From the St. Helena Star: “Breathtaking panoramas of Napa Valley's beauty.... a great gift for your oenophile friends.” George Starke.
From COPIA (Center for Wine, Food and the Arts): “Entertaining, informative and interactive…perfect for the wine neophyte as well as the cognoscenti. You'll enjoy every minute as you explore beautiful Napa Valley; just be sure to pour a glass of Cabernet!” Peter Marks.
Copies can be purchased at www.bearshead.com.
MOVIE PAIRING: tasting sampler of 1997 Beaulieu Vineyard Georges de Latour Private Reserve Cabernet Sauvignon, 2001 Robert Mondavi Reserve Cabernet Sauvignon and 2002 Trefethen Reserve Cabernet Sauvignon.
Mondovino, 2004. Robert Parker, Michel Rolland (French with English subtitles).
The documentary Mondovino was directed, written and filmed by Jonathan Nossiter, largely with a handheld digital camcorder as he traveled all over the world. The hours and hours of footage were shot in seven countries on three continents. Nossiter seeks explores the effect of globalization on smaller wineries, as well as questioning whether the strong influence of critics like Robert Parker go too far in establishing an international style. Individuality might be threatened by mass marketing, as people will like wine they are instructed to like.
Mondovino was the official selection of the Cannes Film Festival in 2004 and earned a 70% approval rating on rottentomatoes.com.

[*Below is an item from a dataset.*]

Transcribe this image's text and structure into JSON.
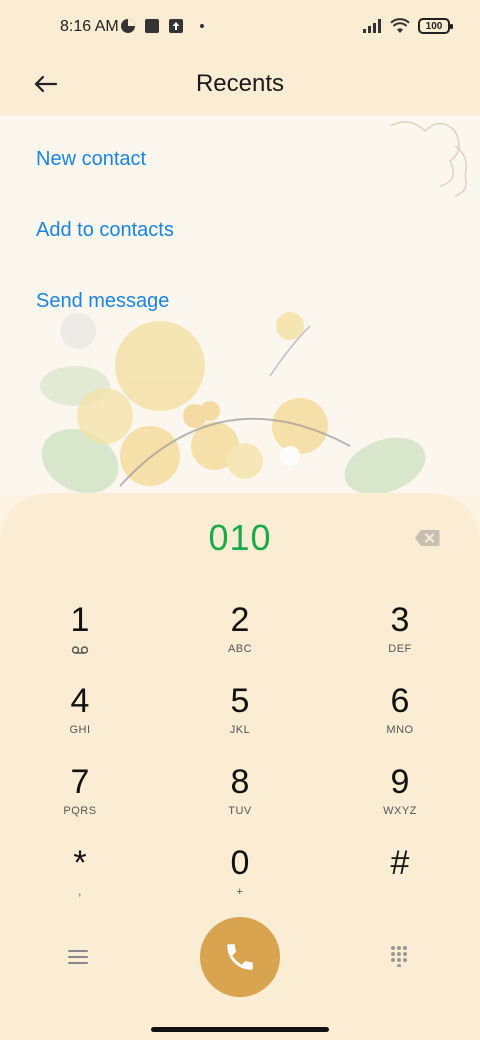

From TV Guide: “Never mind SIDEWAYS: If you want the real scoop on what goes on in the wine world and how the success of the California wine industry has affected the production of some of the oldest vineyards in Europe, you could hardly do better than filmmaker Jonathan Nossiter's (SUNDAY, SIGNS & WONDERS) hugely entertaining, globe-trotting documentary.”
MOVIE PAIRING: any wine from the Boutique Wine Collection, “dedicated to fleshing out undiscovered and exceptional wines”
Sideways, 2004. Paul Giamatti, Thomas Haden Church, Virginia Madsen, Sandra Oh.
Alexander Payne directs this zany story of two old friends and their wine tasting trip to the Santa Ynez Valley. Miles is a recently divorced, self-proclaimed wine expert, and Jack is a wine greenhorn and casanova who is engaged to be married when he returns home. The discord of their opposing personalities with resulting wacky behavior brings much of the humor to the film. Neither character is admirable, but both become endearing to the viewer as each wart is revealed. Beautiful scenery, tasting room jaunts and descriptive discussions of wine will delight wine enthusiasts.
From Rolling Stone: “Sideways is inarguably a special occasion. Doubters may hedge about calling it a classic and might insist on checking back in a few years to see how it has aged. Fair enough. But it's not too early to call it pure movie bliss.” Peter Travers.
From the New York Times: “…the emergence of Mr. Payne into the front ranks of American filmmakers isn't just cause for celebration; it's a reason for hope.” Manohla Dargis.
MOVIE PAIRING: Los Olivos Café Pinot Noir with Butternut Squash Salad (enjoyed by Miles, Maya, Jack and Stephanie in the movie). The Los Olivos Café has developed a Sideways Dinner Menu, due to popular request.
Missing books, songs or movies that should have made the cut may disappoint some readers, but narrowing the choices for each category was difficult. For instance, Notorious (1946, Alfred Hitchcock, director) fought like a demon to be included. Fans know that in this movie, what masquerades as several bottles of champagne turn out to be bottles containing uranium ore hidden by the Nazis. I watched the film again for fun with some tasty cabernet. Wine was not prominent enough in the film to be included.
Numerous songs with wine in their titles were eliminated due to lack of renown when compared to the winners that made the list. Examples can be found at http://www.wineintro.com/quotes/songs.
Hopefully, this article offers a departure from the usual wine discourse. I know that subsequent to this research, I have revised my holiday wish list!